Filmmakers, take note: Even if you decide to give your film a completely silly theme, at least respect your audience enough not to brandish the exact same phrase like a heavy, blunt object over and over and over. And over. By the end of the film, Dan and I were literally groaning every time any character uttered the words courage or kind. It became distracting to the point of being laughable.
Another big problem I have with Cinderella is the music. It’s fine and appropriate. But there’s not even a nod to “So This Is Love”. Not even a melodic theme inspired by the original music. Nothing. To me, the music—and that song in particular—is a vital touchstone of the animated movie. It is, in fact, what makes it uniquely Disney.
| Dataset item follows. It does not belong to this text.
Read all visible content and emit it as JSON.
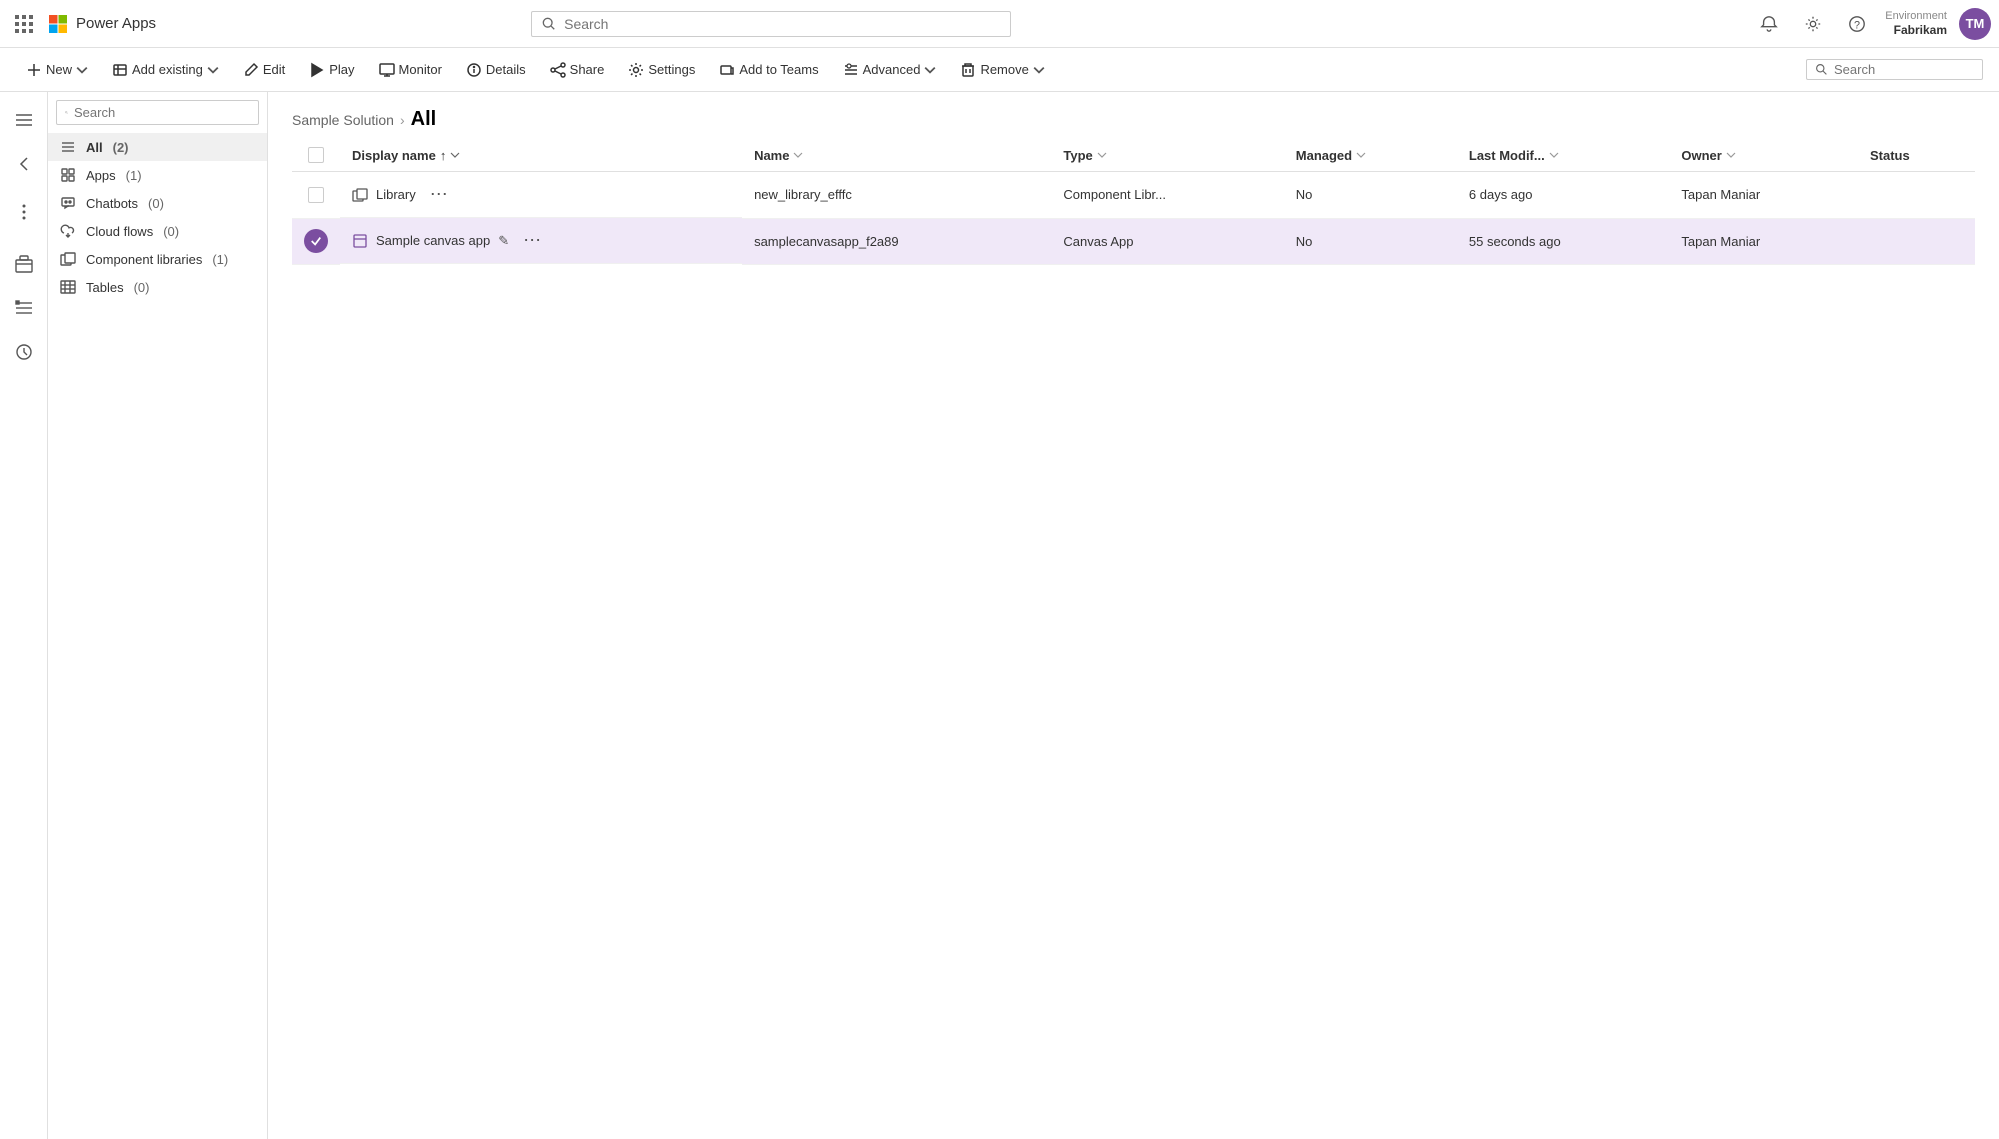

But this new film really thumbs its nose at the power of sound on sense memory. It’s a serious misstep. Then again, given the lack of chemistry between the romantic leads, maybe the decision to avoid the obvious love theme was smart (but still disappointing).
Overall, I’m glad I saw it, and I’m even glad I saw it in the theatre—I think a lot of the beauty would have been lost on my 32-inch TV. But will I see it again? Nope. There’s no reason to. It’s the Cinderella story, plain and simple, without any appreciable twist or emotionality that would make it worth revisiting. So I won’t. But I definitely do recommend that you see it at least once, if only for the visual candy and to drool over the fabulous costumes. That really is worth the price of admission.
Did you see Cinderella in theatres? If so, let us know what you thought. If not, why not–I’m really curious!